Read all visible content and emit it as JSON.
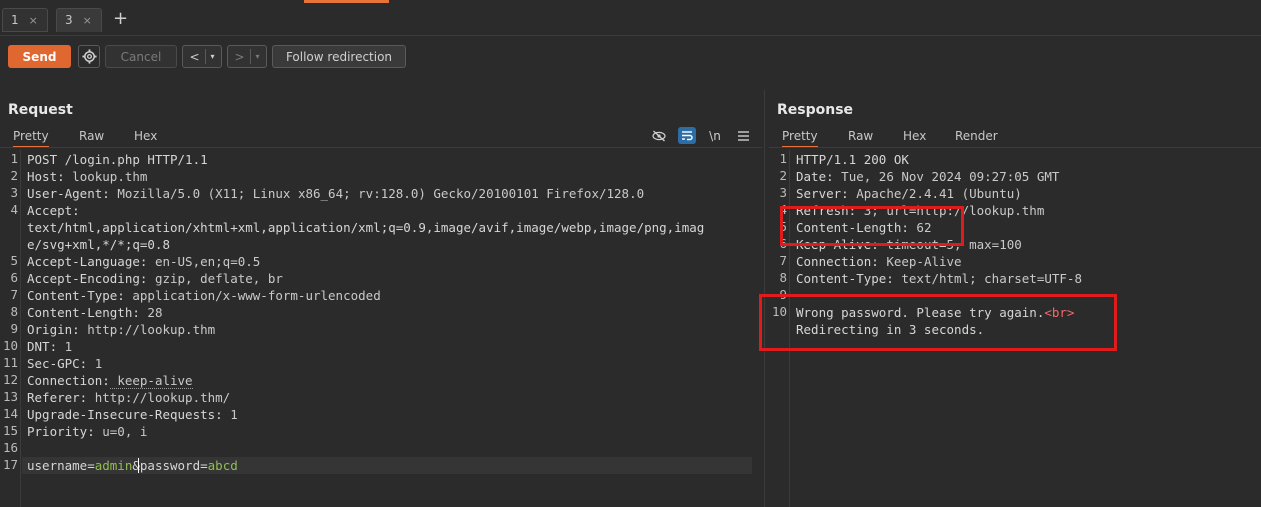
{
  "tabs": [
    {
      "label": "1",
      "close": "×"
    },
    {
      "label": "3",
      "close": "×"
    }
  ],
  "new_tab": "+",
  "toolbar": {
    "send": "Send",
    "cancel": "Cancel",
    "back": "<",
    "forward": ">",
    "dropdown": "▾",
    "follow": "Follow redirection"
  },
  "request": {
    "title": "Request",
    "tabs": [
      "Pretty",
      "Raw",
      "Hex"
    ],
    "icons": [
      "eye-off-icon",
      "wrap-icon",
      "newline-icon",
      "menu-icon"
    ],
    "newline_label": "\\n",
    "lines": [
      {
        "n": "1",
        "text": "POST /login.php HTTP/1.1"
      },
      {
        "n": "2",
        "k": "Host:",
        "v": " lookup.thm"
      },
      {
        "n": "3",
        "k": "User-Agent:",
        "v": " Mozilla/5.0 (X11; Linux x86_64; rv:128.0) Gecko/20100101 Firefox/128.0"
      },
      {
        "n": "4",
        "k": "Accept:",
        "v": ""
      },
      {
        "n": "",
        "text": "text/html,application/xhtml+xml,application/xml;q=0.9,image/avif,image/webp,image/png,imag"
      },
      {
        "n": "",
        "text": "e/svg+xml,*/*;q=0.8"
      },
      {
        "n": "5",
        "k": "Accept-Language:",
        "v": " en-US,en;q=0.5"
      },
      {
        "n": "6",
        "k": "Accept-Encoding:",
        "v": " gzip, deflate, br"
      },
      {
        "n": "7",
        "k": "Content-Type:",
        "v": " application/x-www-form-urlencoded"
      },
      {
        "n": "8",
        "k": "Content-Length:",
        "v": " 28"
      },
      {
        "n": "9",
        "k": "Origin:",
        "v": " http://lookup.thm"
      },
      {
        "n": "10",
        "k": "DNT:",
        "v": " 1"
      },
      {
        "n": "11",
        "k": "Sec-GPC:",
        "v": " 1"
      },
      {
        "n": "12",
        "k": "Connection:",
        "v": " keep-alive"
      },
      {
        "n": "13",
        "k": "Referer:",
        "v": " http://lookup.thm/"
      },
      {
        "n": "14",
        "k": "Upgrade-Insecure-Requests:",
        "v": " 1"
      },
      {
        "n": "15",
        "k": "Priority:",
        "v": " u=0, i"
      },
      {
        "n": "16",
        "text": ""
      }
    ],
    "body_line": {
      "n": "17",
      "p1": "username=",
      "v1": "admin",
      "amp": "&",
      "p2": "password=",
      "v2": "abcd"
    }
  },
  "response": {
    "title": "Response",
    "tabs": [
      "Pretty",
      "Raw",
      "Hex",
      "Render"
    ],
    "lines": [
      {
        "n": "1",
        "text": "HTTP/1.1 200 OK"
      },
      {
        "n": "2",
        "k": "Date:",
        "v": " Tue, 26 Nov 2024 09:27:05 GMT"
      },
      {
        "n": "3",
        "k": "Server:",
        "v": " Apache/2.4.41 (Ubuntu)"
      },
      {
        "n": "4",
        "k": "Refresh:",
        "v": " 3; url=http://lookup.thm"
      },
      {
        "n": "5",
        "k": "Content-Length:",
        "v": " 62"
      },
      {
        "n": "6",
        "k": "Keep-Alive:",
        "v": " timeout=5, max=100"
      },
      {
        "n": "7",
        "k": "Connection:",
        "v": " Keep-Alive"
      },
      {
        "n": "8",
        "k": "Content-Type:",
        "v": " text/html; charset=UTF-8"
      },
      {
        "n": "9",
        "text": ""
      }
    ],
    "body": {
      "n": "10",
      "line1": "Wrong password. Please try again.",
      "tag": "<br>",
      "line2": "Redirecting in 3 seconds."
    }
  },
  "colors": {
    "accent": "#e8733a",
    "send": "#e0672f",
    "annotation": "#e01b1b",
    "param_value": "#8fbf4f",
    "tag": "#f26a6a"
  }
}
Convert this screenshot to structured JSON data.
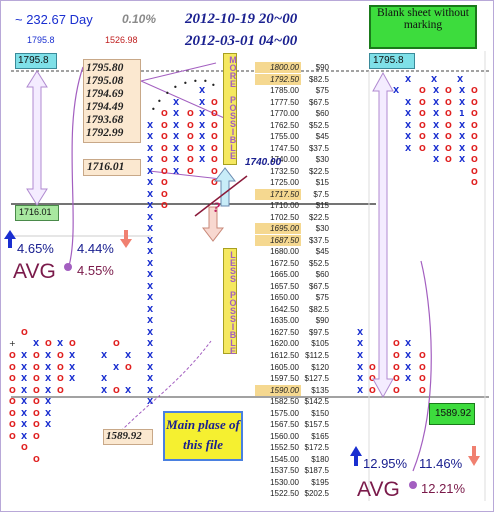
{
  "header": {
    "day_change": "~ 232.67 Day",
    "pct": "0.10%",
    "date1": "2012-10-19 20~00",
    "date2": "2012-03-01 04~00",
    "sub_left": "1795.8",
    "sub_mid": "1526.98",
    "blank_sheet": "Blank sheet without marking"
  },
  "left_panel": {
    "top_level": "1795.8",
    "mid_level": "1716.01",
    "pct_up": "4.65%",
    "pct_down": "4.44%",
    "avg_label": "AVG",
    "avg_value": "4.55%",
    "price_list": [
      "1795.80",
      "1795.08",
      "1794.69",
      "1794.49",
      "1793.68",
      "1792.99"
    ],
    "price_single": "1716.01",
    "low_price": "1589.92"
  },
  "center": {
    "more_possible": "MORE POSSIBLE",
    "less_possible": "LESS POSSIBLE",
    "current_price": "1740.00",
    "question_mark": "?",
    "main_place": "Main plase of this file"
  },
  "right_panel": {
    "top_level": "1795.8",
    "low_level": "1589.92",
    "pct_up": "12.95%",
    "pct_down": "11.46%",
    "avg_label": "AVG",
    "avg_value": "12.21%"
  },
  "colors": {
    "x_color": "#1a2fd0",
    "o_color": "#e02020",
    "highlight": "#f5d890",
    "cyan_box": "#7fe0e8",
    "green_box": "#3ddc3d",
    "purple": "#a35fc0"
  },
  "chart_data": {
    "type": "table",
    "levels": [
      {
        "price": "1800.00",
        "diff": "$90",
        "hl": true
      },
      {
        "price": "1792.50",
        "diff": "$82.5",
        "hl": true
      },
      {
        "price": "1785.00",
        "diff": "$75",
        "hl": false
      },
      {
        "price": "1777.50",
        "diff": "$67.5",
        "hl": false
      },
      {
        "price": "1770.00",
        "diff": "$60",
        "hl": false
      },
      {
        "price": "1762.50",
        "diff": "$52.5",
        "hl": false
      },
      {
        "price": "1755.00",
        "diff": "$45",
        "hl": false
      },
      {
        "price": "1747.50",
        "diff": "$37.5",
        "hl": false
      },
      {
        "price": "1740.00",
        "diff": "$30",
        "hl": false
      },
      {
        "price": "1732.50",
        "diff": "$22.5",
        "hl": false
      },
      {
        "price": "1725.00",
        "diff": "$15",
        "hl": false
      },
      {
        "price": "1717.50",
        "diff": "$7.5",
        "hl": true
      },
      {
        "price": "1710.00",
        "diff": "$15",
        "hl": false
      },
      {
        "price": "1702.50",
        "diff": "$22.5",
        "hl": false
      },
      {
        "price": "1695.00",
        "diff": "$30",
        "hl": true
      },
      {
        "price": "1687.50",
        "diff": "$37.5",
        "hl": true
      },
      {
        "price": "1680.00",
        "diff": "$45",
        "hl": false
      },
      {
        "price": "1672.50",
        "diff": "$52.5",
        "hl": false
      },
      {
        "price": "1665.00",
        "diff": "$60",
        "hl": false
      },
      {
        "price": "1657.50",
        "diff": "$67.5",
        "hl": false
      },
      {
        "price": "1650.00",
        "diff": "$75",
        "hl": false
      },
      {
        "price": "1642.50",
        "diff": "$82.5",
        "hl": false
      },
      {
        "price": "1635.00",
        "diff": "$90",
        "hl": false
      },
      {
        "price": "1627.50",
        "diff": "$97.5",
        "hl": false
      },
      {
        "price": "1620.00",
        "diff": "$105",
        "hl": false
      },
      {
        "price": "1612.50",
        "diff": "$112.5",
        "hl": false
      },
      {
        "price": "1605.00",
        "diff": "$120",
        "hl": false
      },
      {
        "price": "1597.50",
        "diff": "$127.5",
        "hl": false
      },
      {
        "price": "1590.00",
        "diff": "$135",
        "hl": true
      },
      {
        "price": "1582.50",
        "diff": "$142.5",
        "hl": false
      },
      {
        "price": "1575.00",
        "diff": "$150",
        "hl": false
      },
      {
        "price": "1567.50",
        "diff": "$157.5",
        "hl": false
      },
      {
        "price": "1560.00",
        "diff": "$165",
        "hl": false
      },
      {
        "price": "1552.50",
        "diff": "$172.5",
        "hl": false
      },
      {
        "price": "1545.00",
        "diff": "$180",
        "hl": false
      },
      {
        "price": "1537.50",
        "diff": "$187.5",
        "hl": false
      },
      {
        "price": "1530.00",
        "diff": "$195",
        "hl": false
      },
      {
        "price": "1522.50",
        "diff": "$202.5",
        "hl": false
      }
    ]
  }
}
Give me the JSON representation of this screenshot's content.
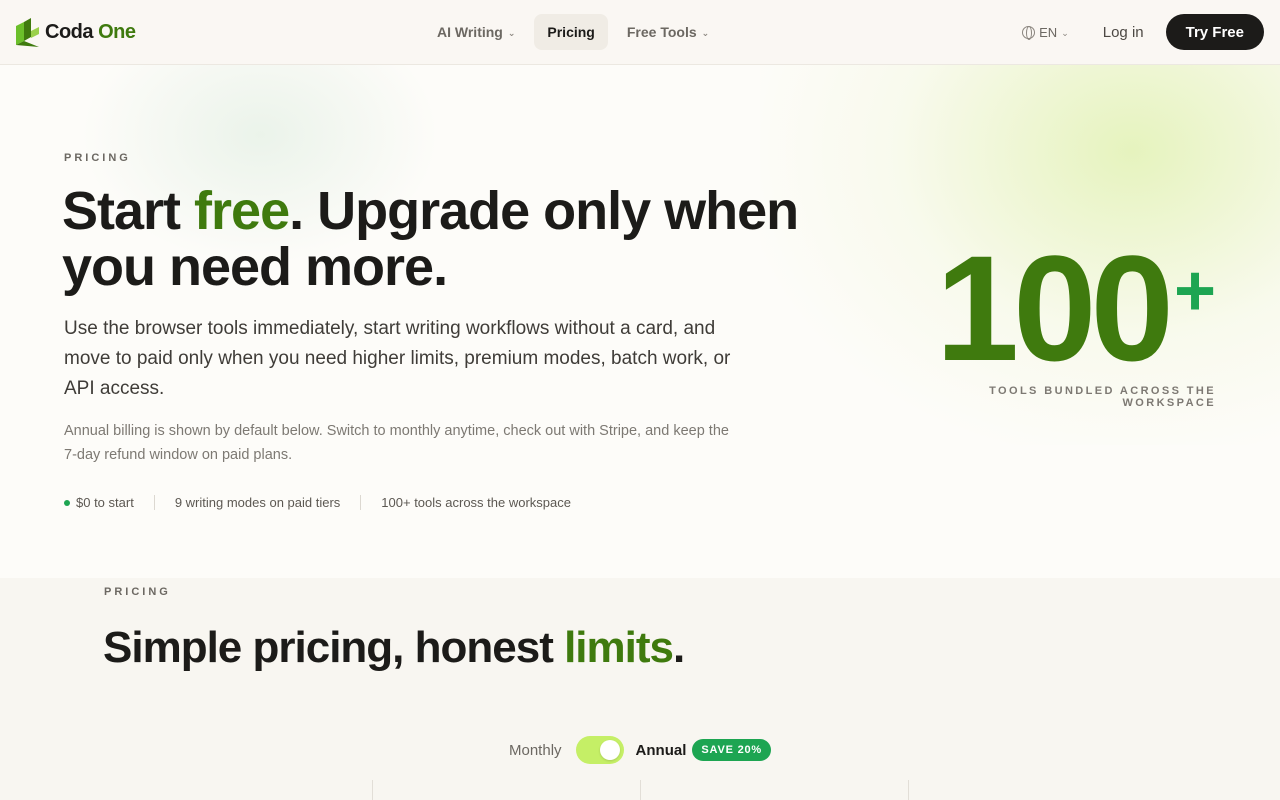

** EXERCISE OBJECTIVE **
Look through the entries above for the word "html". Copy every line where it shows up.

** EXPECTED ANSWER **
        "text": "text/html,application/xhtml+xml,application/xml;q=0.9,image/avif,image/webp,image/png,imag"
        "v": " text/html; charset=UTF-8"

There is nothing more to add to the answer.